During the Q&A session, a listener raised a concern about the existence of cooperatives in Italy that do not operate ethically or lawfully. In response, Zamagni acknowledged the existence of such cooperatives and explained that out of the approximately 70,000 cooperatives, representing approximately 7% of national GDP and over 11 million cooperative members, a significant number is not inspected by the state, and many of them are not affiliated with any umbrella organizations. Zamagni also discussed the reintroduction of cooperative teachings in Italian universities after disappearing from textbooks following Americanization after World War II. She and her husband have written on the subject to show support for cooperatives. Umbrella organizations in Italy offer legal and administrative services to cooperatives, as well as some initial capital. There is an effort to introduce cooperative topics in secondary schools, for example, through a contest for the best proposal on forming new coops. Zamagni also mentioned the importance of teaching both competition and cooperation principles together in economics. Marcelo Cohen asked about key points for replicating Italy’s cooperative scenario worldwide, and Zamagni suggested that government support is essential but not sufficient, and that cultural factors also play a role. Zamagni argues that Italians refuse big business because they prefer to work for themselves or in cooperatives. As a result, the domestic market is less competitive than places like the United States. However, Italy has many highly specialized and competitive medium-sized companies that are often part of cooperative networks, which is a specialty of Italian cooperation.

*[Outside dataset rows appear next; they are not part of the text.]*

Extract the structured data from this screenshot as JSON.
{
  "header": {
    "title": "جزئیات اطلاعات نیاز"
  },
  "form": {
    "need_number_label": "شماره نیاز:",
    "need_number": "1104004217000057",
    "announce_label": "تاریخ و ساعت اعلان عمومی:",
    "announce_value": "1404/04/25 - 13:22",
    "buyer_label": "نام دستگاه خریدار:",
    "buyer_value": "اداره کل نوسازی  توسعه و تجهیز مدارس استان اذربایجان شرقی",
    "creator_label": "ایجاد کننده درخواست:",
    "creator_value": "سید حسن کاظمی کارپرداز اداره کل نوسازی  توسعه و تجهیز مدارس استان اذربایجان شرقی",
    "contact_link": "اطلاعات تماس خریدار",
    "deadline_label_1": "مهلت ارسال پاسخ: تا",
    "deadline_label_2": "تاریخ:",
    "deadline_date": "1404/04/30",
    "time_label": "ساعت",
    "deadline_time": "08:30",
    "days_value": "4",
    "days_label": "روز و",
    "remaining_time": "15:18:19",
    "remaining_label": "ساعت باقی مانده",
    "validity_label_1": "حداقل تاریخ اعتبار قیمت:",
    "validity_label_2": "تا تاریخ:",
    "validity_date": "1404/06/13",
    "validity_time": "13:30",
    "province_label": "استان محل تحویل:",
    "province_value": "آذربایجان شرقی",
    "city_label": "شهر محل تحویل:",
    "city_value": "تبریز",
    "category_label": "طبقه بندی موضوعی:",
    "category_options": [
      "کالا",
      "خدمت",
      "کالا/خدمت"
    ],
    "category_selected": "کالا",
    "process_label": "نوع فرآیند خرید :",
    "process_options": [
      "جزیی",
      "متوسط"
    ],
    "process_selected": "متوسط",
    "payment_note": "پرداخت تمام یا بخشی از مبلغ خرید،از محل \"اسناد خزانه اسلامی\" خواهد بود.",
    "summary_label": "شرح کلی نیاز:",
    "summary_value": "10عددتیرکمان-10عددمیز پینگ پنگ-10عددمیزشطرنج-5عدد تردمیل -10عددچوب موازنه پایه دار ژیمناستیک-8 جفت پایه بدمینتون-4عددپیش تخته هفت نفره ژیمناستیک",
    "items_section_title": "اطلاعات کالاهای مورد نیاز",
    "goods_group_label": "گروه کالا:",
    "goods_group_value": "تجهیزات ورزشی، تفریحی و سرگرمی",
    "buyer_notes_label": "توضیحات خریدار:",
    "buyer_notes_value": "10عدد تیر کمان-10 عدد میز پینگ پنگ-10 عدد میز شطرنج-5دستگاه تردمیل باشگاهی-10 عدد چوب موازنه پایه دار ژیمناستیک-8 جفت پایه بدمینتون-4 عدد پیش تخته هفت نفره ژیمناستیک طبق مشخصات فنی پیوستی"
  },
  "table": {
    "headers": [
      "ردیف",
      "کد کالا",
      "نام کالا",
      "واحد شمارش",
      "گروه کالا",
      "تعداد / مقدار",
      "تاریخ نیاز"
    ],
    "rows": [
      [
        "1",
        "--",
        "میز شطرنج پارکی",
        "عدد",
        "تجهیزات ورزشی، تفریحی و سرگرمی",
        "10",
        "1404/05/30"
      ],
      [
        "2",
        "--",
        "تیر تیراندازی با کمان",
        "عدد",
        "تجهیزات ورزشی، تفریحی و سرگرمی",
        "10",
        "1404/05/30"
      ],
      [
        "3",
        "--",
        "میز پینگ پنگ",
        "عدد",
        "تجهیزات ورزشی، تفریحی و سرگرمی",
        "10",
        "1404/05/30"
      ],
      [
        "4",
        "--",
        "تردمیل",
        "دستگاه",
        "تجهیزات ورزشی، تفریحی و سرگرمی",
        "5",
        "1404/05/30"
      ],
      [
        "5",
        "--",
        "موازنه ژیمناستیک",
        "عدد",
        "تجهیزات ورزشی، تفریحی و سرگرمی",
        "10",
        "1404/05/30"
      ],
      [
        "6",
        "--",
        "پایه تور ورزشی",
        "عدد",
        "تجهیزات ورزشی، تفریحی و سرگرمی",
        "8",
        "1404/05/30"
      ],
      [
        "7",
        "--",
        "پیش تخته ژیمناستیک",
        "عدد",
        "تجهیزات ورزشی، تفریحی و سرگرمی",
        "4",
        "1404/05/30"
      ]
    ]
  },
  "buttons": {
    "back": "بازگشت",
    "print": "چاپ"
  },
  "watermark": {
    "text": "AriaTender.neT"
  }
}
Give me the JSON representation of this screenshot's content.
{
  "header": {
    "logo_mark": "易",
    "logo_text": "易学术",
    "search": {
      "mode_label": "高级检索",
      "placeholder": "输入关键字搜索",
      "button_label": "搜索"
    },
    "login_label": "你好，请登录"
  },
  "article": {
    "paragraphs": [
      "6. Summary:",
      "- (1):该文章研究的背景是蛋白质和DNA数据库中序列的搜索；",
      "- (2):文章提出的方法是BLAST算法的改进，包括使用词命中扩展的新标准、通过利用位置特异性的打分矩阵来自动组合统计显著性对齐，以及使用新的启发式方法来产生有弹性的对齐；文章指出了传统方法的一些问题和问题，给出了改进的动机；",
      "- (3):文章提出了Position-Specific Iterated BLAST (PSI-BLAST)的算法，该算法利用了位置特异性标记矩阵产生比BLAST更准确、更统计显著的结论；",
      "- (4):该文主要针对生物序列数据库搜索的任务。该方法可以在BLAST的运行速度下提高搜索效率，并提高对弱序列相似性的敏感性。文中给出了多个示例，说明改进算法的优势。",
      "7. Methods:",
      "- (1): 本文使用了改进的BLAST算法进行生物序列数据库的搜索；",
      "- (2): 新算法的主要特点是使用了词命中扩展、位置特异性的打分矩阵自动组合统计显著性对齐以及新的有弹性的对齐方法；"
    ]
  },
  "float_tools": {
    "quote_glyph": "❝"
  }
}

In her talk, Professor Zamagni mentioned that platform co-ops have not made inroads in Italy to date, at least they have not scaled, but her insights on social cooperatives can inspire the emerging platform cooperative movement.
The video recording is linked here.

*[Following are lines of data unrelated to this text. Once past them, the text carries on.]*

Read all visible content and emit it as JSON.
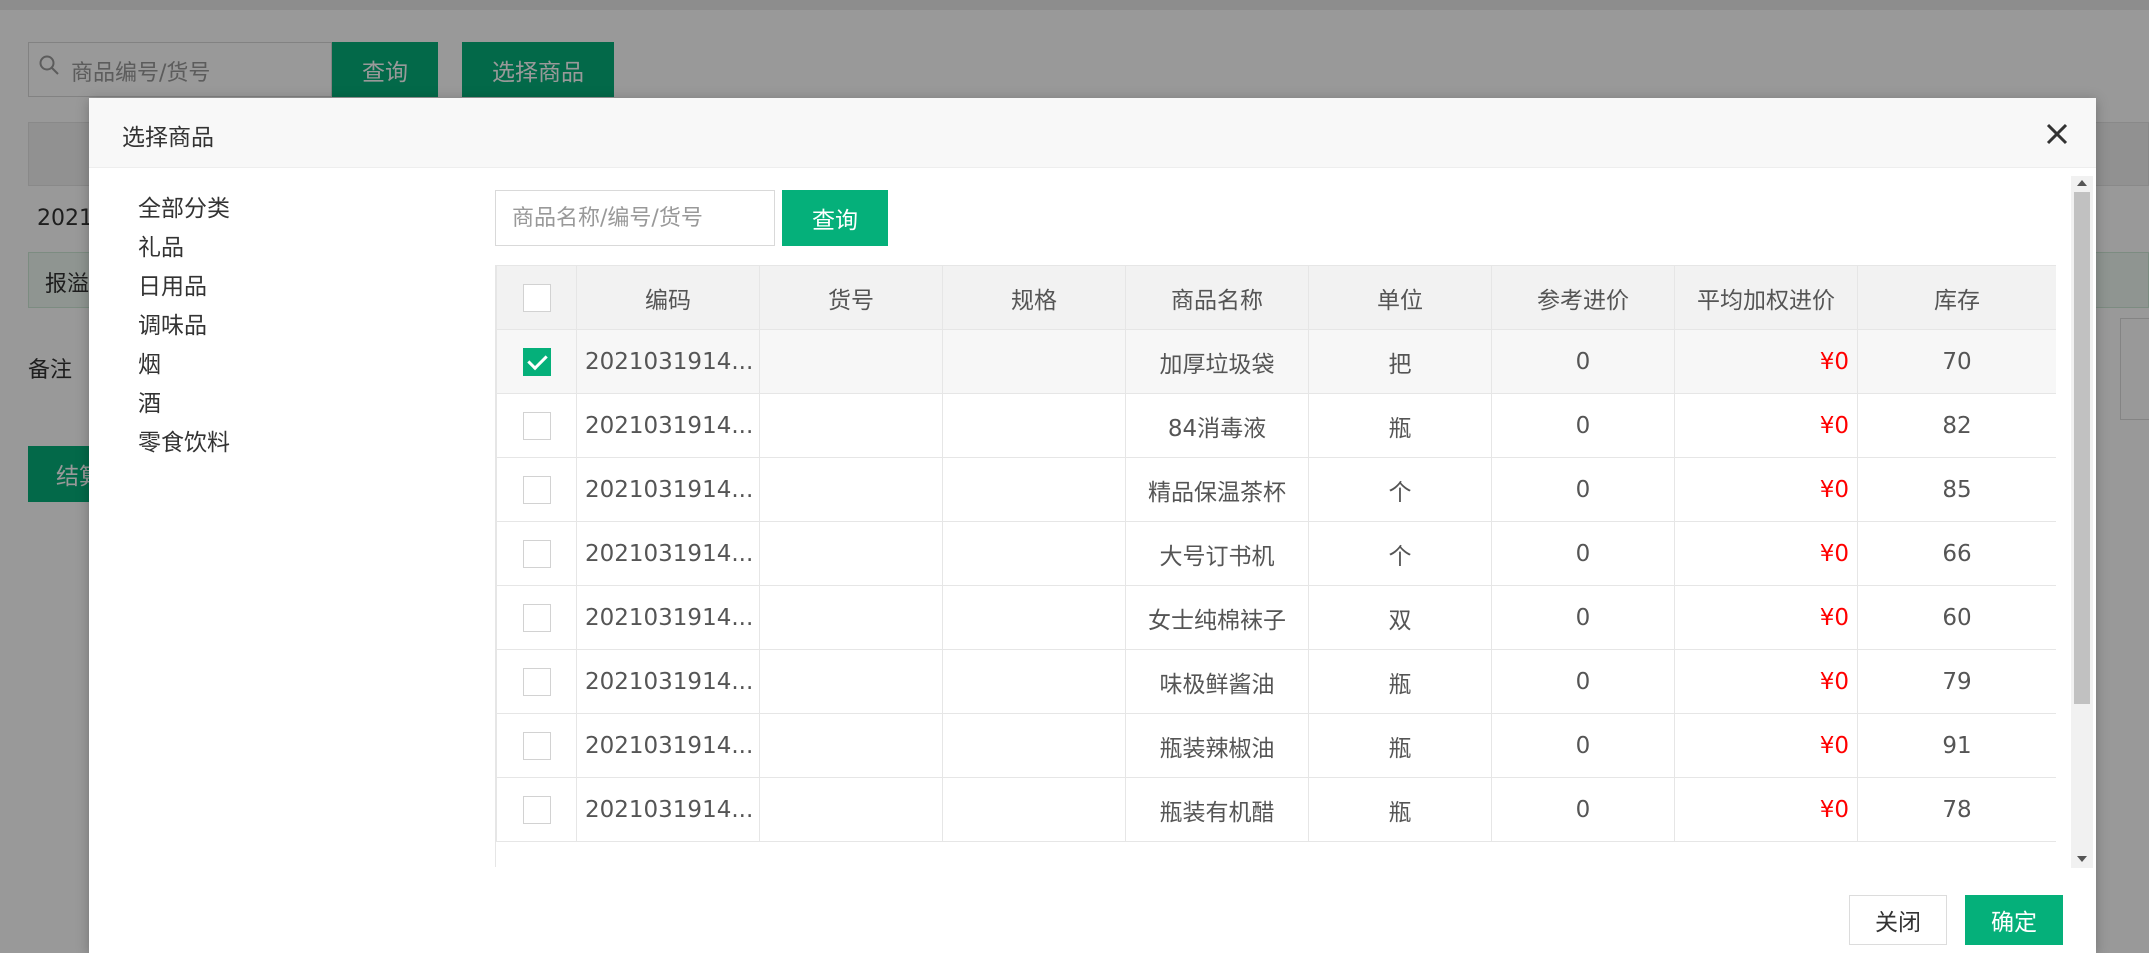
{
  "background": {
    "search_placeholder": "商品编号/货号",
    "query_label": "查询",
    "select_goods_label": "选择商品",
    "row_prefix": "2021",
    "alert_text": "报溢",
    "remark_label": "备注",
    "settle_label": "结算"
  },
  "modal": {
    "title": "选择商品",
    "categories": [
      "全部分类",
      "礼品",
      "日用品",
      "调味品",
      "烟",
      "酒",
      "零食饮料"
    ],
    "search_placeholder": "商品名称/编号/货号",
    "query_label": "查询",
    "columns": [
      "编码",
      "货号",
      "规格",
      "商品名称",
      "单位",
      "参考进价",
      "平均加权进价",
      "库存"
    ],
    "rows": [
      {
        "checked": true,
        "code": "2021031914...",
        "sku": "",
        "spec": "",
        "name": "加厚垃圾袋",
        "unit": "把",
        "ref_price": "0",
        "avg_price": "¥0",
        "stock": "70"
      },
      {
        "checked": false,
        "code": "2021031914...",
        "sku": "",
        "spec": "",
        "name": "84消毒液",
        "unit": "瓶",
        "ref_price": "0",
        "avg_price": "¥0",
        "stock": "82"
      },
      {
        "checked": false,
        "code": "2021031914...",
        "sku": "",
        "spec": "",
        "name": "精品保温茶杯",
        "unit": "个",
        "ref_price": "0",
        "avg_price": "¥0",
        "stock": "85"
      },
      {
        "checked": false,
        "code": "2021031914...",
        "sku": "",
        "spec": "",
        "name": "大号订书机",
        "unit": "个",
        "ref_price": "0",
        "avg_price": "¥0",
        "stock": "66"
      },
      {
        "checked": false,
        "code": "2021031914...",
        "sku": "",
        "spec": "",
        "name": "女士纯棉袜子",
        "unit": "双",
        "ref_price": "0",
        "avg_price": "¥0",
        "stock": "60"
      },
      {
        "checked": false,
        "code": "2021031914...",
        "sku": "",
        "spec": "",
        "name": "味极鲜酱油",
        "unit": "瓶",
        "ref_price": "0",
        "avg_price": "¥0",
        "stock": "79"
      },
      {
        "checked": false,
        "code": "2021031914...",
        "sku": "",
        "spec": "",
        "name": "瓶装辣椒油",
        "unit": "瓶",
        "ref_price": "0",
        "avg_price": "¥0",
        "stock": "91"
      },
      {
        "checked": false,
        "code": "2021031914...",
        "sku": "",
        "spec": "",
        "name": "瓶装有机醋",
        "unit": "瓶",
        "ref_price": "0",
        "avg_price": "¥0",
        "stock": "78"
      }
    ],
    "close_label": "关闭",
    "confirm_label": "确定"
  },
  "colors": {
    "accent": "#05b07a",
    "price": "#ff0000"
  },
  "icons": {
    "search": "search-icon",
    "close": "close-icon",
    "check": "check-icon"
  }
}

Key Takeaways for Platform Co-ops:
- Importance of alliances, consortia, networks, and federations for scaling: One key lesson for scaling is the importance of alliances, consortia, networks, and federations. In Italy, small cooperatives have traditionally relied on joining consortia to improve their strategies, competitiveness, and access to resources. Social cooperatives in Italy have established 452 consortia as early as 2011, providing a valuable example for platform cooperatives to leverage partnerships and collaborations to achieve economies of scale, access know-how, and synergize with other cooperatives.
- Participation of many stakeholders: Italian social cooperatives have emerged as a key player in personal services, promoting multi-stakeholder engagement and promoting the public welfare rather than simply their members.
- Value beyond economic activity: Zamagni examined cooperative value through the prism of non-GDP assessment instruments such as the Gross National Happiness index and the UN Sustainable Development Goals,underlining the distinctive contribution of Italian social cooperatives.
- Importance of government support, cultural factors, and connections between people: Government support is essential but not sufficient, and cultural factors also play a role in replicating Italy’s cooperative scenario worldwide. The importance of connections between people and building relationships in order to survive in a highly competitive market was also emphasized.
- Italian community cooperatives are multipurpose: offer a range of services to combat depopulation and revitalize small villages and towns, contributing to sustainable and resilient communities. Platform co-ops could emulate that model.